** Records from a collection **
◆ ◆ ◆ ◆ ◆

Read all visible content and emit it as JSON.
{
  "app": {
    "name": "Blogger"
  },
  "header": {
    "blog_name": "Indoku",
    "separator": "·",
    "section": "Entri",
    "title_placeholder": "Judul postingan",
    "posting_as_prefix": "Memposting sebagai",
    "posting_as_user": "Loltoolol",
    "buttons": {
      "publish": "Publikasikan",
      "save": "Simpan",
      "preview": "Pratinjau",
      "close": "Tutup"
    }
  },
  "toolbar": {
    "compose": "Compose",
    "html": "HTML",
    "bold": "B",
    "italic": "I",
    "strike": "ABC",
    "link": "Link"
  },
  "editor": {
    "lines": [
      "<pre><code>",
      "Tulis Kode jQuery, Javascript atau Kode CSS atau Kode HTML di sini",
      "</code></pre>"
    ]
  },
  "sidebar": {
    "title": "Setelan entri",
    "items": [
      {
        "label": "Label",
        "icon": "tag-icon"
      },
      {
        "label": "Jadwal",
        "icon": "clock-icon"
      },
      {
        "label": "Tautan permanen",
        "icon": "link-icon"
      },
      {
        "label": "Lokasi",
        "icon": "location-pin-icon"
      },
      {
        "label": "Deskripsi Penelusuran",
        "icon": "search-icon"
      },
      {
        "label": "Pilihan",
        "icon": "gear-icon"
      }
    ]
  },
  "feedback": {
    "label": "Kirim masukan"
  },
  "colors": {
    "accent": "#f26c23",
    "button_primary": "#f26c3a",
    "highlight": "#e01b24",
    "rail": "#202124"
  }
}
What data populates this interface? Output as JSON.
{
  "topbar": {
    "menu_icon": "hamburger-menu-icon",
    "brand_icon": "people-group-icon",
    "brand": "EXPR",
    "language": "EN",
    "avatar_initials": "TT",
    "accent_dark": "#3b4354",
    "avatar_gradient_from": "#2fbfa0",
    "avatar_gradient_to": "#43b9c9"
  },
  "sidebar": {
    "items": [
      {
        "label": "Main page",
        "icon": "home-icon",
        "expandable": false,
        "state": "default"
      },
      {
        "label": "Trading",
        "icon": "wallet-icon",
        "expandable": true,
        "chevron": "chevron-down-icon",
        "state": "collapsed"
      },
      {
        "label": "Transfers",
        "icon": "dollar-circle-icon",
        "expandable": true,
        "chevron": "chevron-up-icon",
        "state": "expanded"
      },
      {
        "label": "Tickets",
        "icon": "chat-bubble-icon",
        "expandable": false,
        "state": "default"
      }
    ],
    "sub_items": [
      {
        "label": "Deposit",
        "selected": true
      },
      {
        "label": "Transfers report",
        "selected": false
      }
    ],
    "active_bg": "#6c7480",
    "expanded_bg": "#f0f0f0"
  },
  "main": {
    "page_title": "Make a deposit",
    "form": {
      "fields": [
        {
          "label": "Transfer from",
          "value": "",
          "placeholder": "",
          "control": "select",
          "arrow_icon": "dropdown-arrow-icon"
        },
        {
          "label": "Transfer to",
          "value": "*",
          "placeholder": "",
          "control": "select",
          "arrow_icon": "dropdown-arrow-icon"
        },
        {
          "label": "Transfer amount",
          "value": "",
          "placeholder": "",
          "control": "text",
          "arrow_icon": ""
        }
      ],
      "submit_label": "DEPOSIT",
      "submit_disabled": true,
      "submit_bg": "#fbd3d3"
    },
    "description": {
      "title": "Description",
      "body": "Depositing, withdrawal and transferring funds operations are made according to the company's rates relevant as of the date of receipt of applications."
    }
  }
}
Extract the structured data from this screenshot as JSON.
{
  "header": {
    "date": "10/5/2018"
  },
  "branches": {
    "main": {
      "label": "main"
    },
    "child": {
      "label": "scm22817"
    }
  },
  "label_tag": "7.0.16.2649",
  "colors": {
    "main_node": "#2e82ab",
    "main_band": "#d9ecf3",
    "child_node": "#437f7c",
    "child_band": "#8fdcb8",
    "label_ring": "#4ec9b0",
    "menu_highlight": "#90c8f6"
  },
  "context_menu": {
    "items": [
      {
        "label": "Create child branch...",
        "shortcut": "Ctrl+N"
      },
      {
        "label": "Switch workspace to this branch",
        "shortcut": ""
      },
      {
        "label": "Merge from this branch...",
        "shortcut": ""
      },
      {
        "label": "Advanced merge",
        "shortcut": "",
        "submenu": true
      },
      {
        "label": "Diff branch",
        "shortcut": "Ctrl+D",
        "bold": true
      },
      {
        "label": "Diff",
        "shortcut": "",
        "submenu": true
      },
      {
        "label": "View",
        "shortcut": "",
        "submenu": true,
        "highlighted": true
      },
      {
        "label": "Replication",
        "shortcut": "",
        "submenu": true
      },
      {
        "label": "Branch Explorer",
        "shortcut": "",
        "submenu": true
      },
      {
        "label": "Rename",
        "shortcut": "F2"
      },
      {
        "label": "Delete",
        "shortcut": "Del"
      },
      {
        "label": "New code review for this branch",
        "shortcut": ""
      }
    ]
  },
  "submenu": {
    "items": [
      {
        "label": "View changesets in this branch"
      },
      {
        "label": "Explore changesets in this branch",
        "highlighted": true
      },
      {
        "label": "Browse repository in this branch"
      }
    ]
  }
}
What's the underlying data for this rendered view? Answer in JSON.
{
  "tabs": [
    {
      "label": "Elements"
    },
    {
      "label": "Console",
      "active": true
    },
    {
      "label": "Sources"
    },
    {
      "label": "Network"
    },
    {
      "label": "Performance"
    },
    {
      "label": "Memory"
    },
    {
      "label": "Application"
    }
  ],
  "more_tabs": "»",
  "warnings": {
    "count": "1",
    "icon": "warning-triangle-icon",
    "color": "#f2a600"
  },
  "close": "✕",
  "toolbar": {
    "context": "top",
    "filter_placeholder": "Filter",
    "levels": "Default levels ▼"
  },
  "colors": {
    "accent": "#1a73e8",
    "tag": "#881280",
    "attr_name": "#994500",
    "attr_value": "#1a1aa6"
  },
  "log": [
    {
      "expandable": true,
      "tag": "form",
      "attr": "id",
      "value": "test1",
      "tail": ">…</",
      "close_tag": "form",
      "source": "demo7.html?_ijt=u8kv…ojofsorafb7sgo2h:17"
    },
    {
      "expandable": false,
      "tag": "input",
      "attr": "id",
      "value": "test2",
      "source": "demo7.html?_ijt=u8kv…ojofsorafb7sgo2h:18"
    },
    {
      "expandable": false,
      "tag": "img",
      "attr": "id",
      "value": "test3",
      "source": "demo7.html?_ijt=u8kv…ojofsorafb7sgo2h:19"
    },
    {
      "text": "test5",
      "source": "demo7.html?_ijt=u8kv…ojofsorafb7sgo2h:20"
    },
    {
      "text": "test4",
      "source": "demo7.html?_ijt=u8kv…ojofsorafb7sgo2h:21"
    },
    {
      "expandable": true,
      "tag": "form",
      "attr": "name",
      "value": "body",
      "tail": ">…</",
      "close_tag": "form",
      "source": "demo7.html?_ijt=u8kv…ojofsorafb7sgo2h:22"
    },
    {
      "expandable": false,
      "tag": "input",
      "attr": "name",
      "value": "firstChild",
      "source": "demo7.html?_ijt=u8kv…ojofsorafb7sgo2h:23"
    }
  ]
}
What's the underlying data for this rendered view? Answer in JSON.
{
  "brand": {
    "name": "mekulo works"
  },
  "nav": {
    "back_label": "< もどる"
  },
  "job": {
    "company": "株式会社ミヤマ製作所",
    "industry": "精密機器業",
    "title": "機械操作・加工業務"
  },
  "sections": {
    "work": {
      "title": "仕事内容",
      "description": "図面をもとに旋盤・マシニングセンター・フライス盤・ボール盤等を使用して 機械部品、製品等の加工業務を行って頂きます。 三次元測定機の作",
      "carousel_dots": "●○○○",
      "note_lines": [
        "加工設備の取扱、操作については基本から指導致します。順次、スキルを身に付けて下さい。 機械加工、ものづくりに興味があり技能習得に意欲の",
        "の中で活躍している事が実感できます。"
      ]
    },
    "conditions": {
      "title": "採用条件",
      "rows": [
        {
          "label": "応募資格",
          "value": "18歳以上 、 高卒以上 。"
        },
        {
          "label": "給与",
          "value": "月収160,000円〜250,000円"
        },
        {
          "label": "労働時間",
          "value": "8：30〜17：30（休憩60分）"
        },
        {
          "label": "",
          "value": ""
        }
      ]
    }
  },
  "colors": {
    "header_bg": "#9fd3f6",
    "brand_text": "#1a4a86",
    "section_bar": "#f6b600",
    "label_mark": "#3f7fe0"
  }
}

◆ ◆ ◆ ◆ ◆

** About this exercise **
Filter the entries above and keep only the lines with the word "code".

** Your response **
      "<pre><code>",
      "</code></pre>"
        "label": "New code review for this branch",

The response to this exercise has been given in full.